Sundry folks from all corners of China are mystically drawn toward Beijing—maybe in the fashion of the movie, Field Of Dreams. If Ray Kinsella, Kevin Costner's character, builds it (a stadium in the cornfields) they (Kinsella's dead father, plus deceased baseball teammates, then later serpenting miles-worth of cars, headlights all aglow) will come.
In "Pavilion," (coming in Glimmer Train Stories, 2010) folks come bearing canvas and bricks, wood and wax, paint and provisions. They build a skating rink, oval as an egg and full of promise: an alternative version of the '89 massacre, ending gloriously.
I'd grieved for years for Vietnam vets, thinking to write about a Vietnam amputee, but didn't know how to start. Too painful. I started anyway. Rapides Valcour, a gentle Cajun guy who's lost his legs to an exploded Claymore mine, marries a sweet diner waitress who sees nothing but his great bayou-brown eyes. The day after their wedding, he says to her, "Honey, you gone have to raise me. Ain't nobody raised me. I ain't regular."
He means something way beyond war, farther back: childhood abuse. I prayed, Let this cup pass. You can't undo that stuff. Or can you?
I kept writing. A burst of light imploded deep within me—as if a holistic practitioner were working above me, not even touching my body. Silent, epiphanic. I had my solution.
But as those silly, smelly boys said in third grade book reports, "I won't tell you the ending.

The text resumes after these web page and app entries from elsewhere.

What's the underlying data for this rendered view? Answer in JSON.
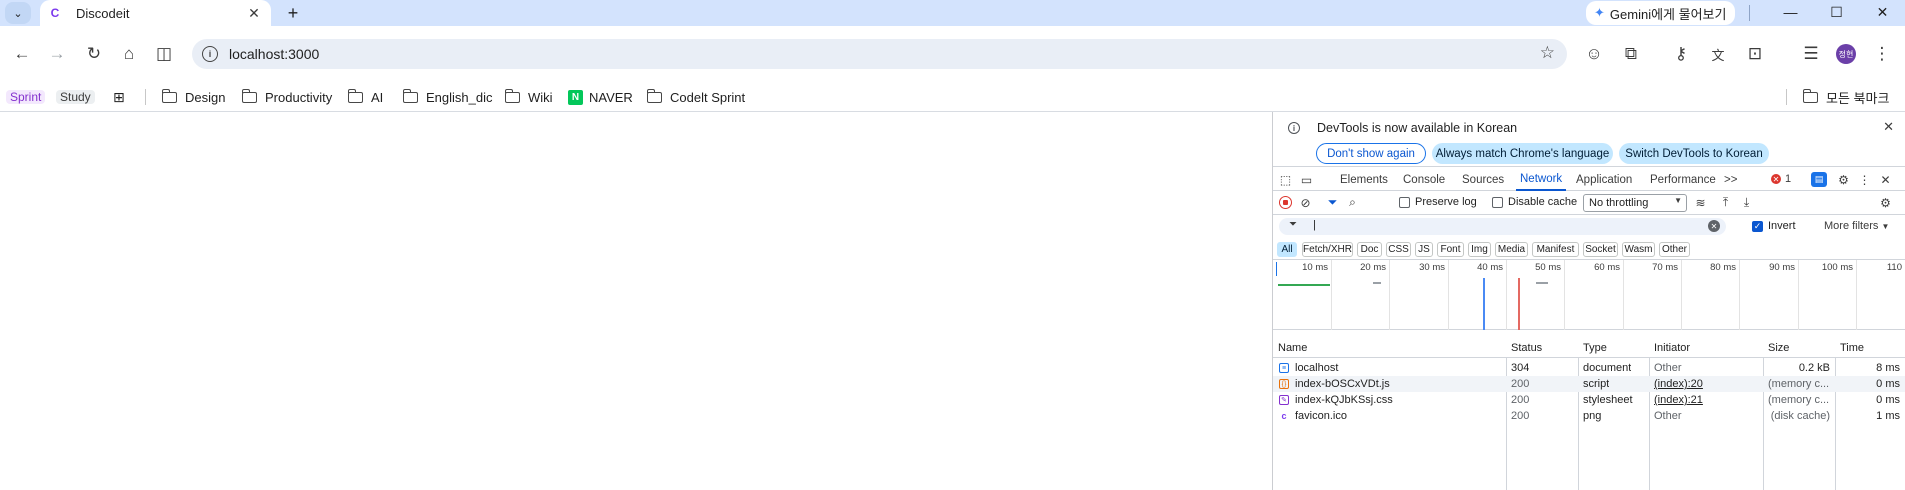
{
  "browser": {
    "tab_title": "Discodeit",
    "tab_favicon": "C",
    "gemini_button": "Gemini에게 물어보기",
    "url": "localhost:3000",
    "profile_initials": "정현"
  },
  "bookmarks": {
    "tags": [
      "Sprint",
      "Study"
    ],
    "folders": [
      "Design",
      "Productivity",
      "AI",
      "English_dic",
      "Wiki"
    ],
    "naver": "NAVER",
    "codeit_sprint": "Codelt Sprint",
    "all_bookmarks": "모든 북마크"
  },
  "devtools": {
    "banner": {
      "message": "DevTools is now available in Korean",
      "dont_show": "Don't show again",
      "always_match": "Always match Chrome's language",
      "switch_korean": "Switch DevTools to Korean"
    },
    "tabs": [
      "Elements",
      "Console",
      "Sources",
      "Network",
      "Application",
      "Performance"
    ],
    "more_tabs": ">>",
    "error_count": "1",
    "network": {
      "preserve_log": "Preserve log",
      "disable_cache": "Disable cache",
      "throttling": "No throttling",
      "filter_value": "|",
      "invert": "Invert",
      "more_filters": "More filters",
      "type_filters": [
        "All",
        "Fetch/XHR",
        "Doc",
        "CSS",
        "JS",
        "Font",
        "Img",
        "Media",
        "Manifest",
        "Socket",
        "Wasm",
        "Other"
      ],
      "timeline_labels": [
        "10 ms",
        "20 ms",
        "30 ms",
        "40 ms",
        "50 ms",
        "60 ms",
        "70 ms",
        "80 ms",
        "90 ms",
        "100 ms",
        "110"
      ],
      "columns": [
        "Name",
        "Status",
        "Type",
        "Initiator",
        "Size",
        "Time"
      ],
      "rows": [
        {
          "name": "localhost",
          "status": "304",
          "type": "document",
          "initiator": "Other",
          "size": "0.2 kB",
          "time": "8 ms"
        },
        {
          "name": "index-bOSCxVDt.js",
          "status": "200",
          "type": "script",
          "initiator": "(index):20",
          "size": "(memory c...",
          "time": "0 ms"
        },
        {
          "name": "index-kQJbKSsj.css",
          "status": "200",
          "type": "stylesheet",
          "initiator": "(index):21",
          "size": "(memory c...",
          "time": "0 ms"
        },
        {
          "name": "favicon.ico",
          "status": "200",
          "type": "png",
          "initiator": "Other",
          "size": "(disk cache)",
          "time": "1 ms"
        }
      ]
    }
  },
  "colors": {
    "tabstrip": "#d3e3fd",
    "accent": "#0b57d0",
    "error": "#dc362e"
  }
}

You'll have to read the book." Or in this case, a short story easily available.